Here's something that can take your children's breath away: the air they breathe.

Air pollution hurts infants and children more than adults, studies show. Kids' lungs are still developing, they breathe faster and they spend more time outdoors.

Problems crop up at pollution levels once thought safe, says the American Academy of Pediatrics (AAP). Trouble can start at birth or even in the womb. Bad air can worsen asthma and cause more asthma-related hospital stays.

Studies also link air pollution with premature births, infant deaths and slow lung growth, the AAP says. In fact, it may even cause asthma.

These problems don't just occur in big cities or near industries.

"Even in suburban areas, where the region may have relatively clean air, there are studies now that show being near areas of high traffic can increase risk," says Janice J. Kim, M.D., Ph.D., a member of AAP's Committee on Environmental Health. In rural areas, the weather can blow pollution from the city into the countryside.

"You can't totally avoid it. All of us have to breathe," says Dr. Kim, who is also a health officer for the California Environmental Protection Agency.
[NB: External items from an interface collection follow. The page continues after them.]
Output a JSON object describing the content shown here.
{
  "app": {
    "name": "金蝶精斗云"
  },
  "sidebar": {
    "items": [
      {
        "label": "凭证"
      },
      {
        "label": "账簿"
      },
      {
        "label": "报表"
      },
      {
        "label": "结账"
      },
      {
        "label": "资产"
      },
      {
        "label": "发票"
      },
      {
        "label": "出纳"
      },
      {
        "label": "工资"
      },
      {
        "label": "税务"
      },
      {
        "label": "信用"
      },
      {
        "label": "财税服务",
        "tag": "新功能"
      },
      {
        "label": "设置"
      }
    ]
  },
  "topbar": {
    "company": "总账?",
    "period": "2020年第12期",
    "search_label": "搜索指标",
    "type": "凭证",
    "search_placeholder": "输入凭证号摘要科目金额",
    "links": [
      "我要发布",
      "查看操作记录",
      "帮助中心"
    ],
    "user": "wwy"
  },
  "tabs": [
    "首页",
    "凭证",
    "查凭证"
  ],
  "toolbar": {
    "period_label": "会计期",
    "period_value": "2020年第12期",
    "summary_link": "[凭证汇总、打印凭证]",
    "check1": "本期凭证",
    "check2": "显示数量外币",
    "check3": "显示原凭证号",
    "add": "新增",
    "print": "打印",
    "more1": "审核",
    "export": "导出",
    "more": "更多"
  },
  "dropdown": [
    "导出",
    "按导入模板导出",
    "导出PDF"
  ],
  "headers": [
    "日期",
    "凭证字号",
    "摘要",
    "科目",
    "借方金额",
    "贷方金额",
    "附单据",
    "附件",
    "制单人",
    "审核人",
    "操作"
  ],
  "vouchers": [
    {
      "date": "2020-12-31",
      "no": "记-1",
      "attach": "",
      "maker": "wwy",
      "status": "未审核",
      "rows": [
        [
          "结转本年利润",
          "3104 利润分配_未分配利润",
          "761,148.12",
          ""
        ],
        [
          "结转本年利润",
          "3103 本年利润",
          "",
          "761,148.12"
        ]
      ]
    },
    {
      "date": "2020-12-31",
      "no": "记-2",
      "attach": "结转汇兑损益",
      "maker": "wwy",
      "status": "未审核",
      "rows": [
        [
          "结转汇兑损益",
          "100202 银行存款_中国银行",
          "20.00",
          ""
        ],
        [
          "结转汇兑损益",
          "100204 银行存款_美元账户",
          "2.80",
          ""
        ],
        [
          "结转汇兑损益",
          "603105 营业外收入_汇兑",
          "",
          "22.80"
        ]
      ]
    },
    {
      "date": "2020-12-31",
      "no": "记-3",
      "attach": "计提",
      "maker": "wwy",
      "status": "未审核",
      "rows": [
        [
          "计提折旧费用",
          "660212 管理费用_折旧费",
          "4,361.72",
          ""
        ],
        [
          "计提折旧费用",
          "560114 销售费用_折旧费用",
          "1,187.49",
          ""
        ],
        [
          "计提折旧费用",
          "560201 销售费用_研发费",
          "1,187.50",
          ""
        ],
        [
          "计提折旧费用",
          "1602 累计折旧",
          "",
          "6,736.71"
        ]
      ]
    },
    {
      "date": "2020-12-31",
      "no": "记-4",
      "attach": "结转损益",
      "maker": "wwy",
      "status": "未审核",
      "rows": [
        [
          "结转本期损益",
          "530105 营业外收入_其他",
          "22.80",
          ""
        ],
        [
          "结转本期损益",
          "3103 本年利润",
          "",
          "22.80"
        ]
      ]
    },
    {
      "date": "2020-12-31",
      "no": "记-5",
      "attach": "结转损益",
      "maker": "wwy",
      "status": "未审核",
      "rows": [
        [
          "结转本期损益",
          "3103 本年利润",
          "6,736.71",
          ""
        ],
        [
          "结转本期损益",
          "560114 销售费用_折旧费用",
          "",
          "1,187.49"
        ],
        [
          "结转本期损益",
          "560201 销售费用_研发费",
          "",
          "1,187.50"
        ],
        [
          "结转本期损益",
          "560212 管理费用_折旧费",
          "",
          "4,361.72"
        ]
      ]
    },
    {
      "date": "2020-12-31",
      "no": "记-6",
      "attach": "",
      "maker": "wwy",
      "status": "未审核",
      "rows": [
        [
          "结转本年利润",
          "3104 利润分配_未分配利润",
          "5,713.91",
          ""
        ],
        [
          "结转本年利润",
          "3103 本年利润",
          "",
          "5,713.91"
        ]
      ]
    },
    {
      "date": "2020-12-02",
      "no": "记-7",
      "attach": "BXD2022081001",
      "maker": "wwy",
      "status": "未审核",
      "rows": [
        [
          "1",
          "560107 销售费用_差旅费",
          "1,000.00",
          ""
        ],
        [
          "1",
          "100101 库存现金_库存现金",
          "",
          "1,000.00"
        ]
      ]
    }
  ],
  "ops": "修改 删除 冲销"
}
The most important steps you can take, she says, are to support clean air measures and help raise awareness of the problem.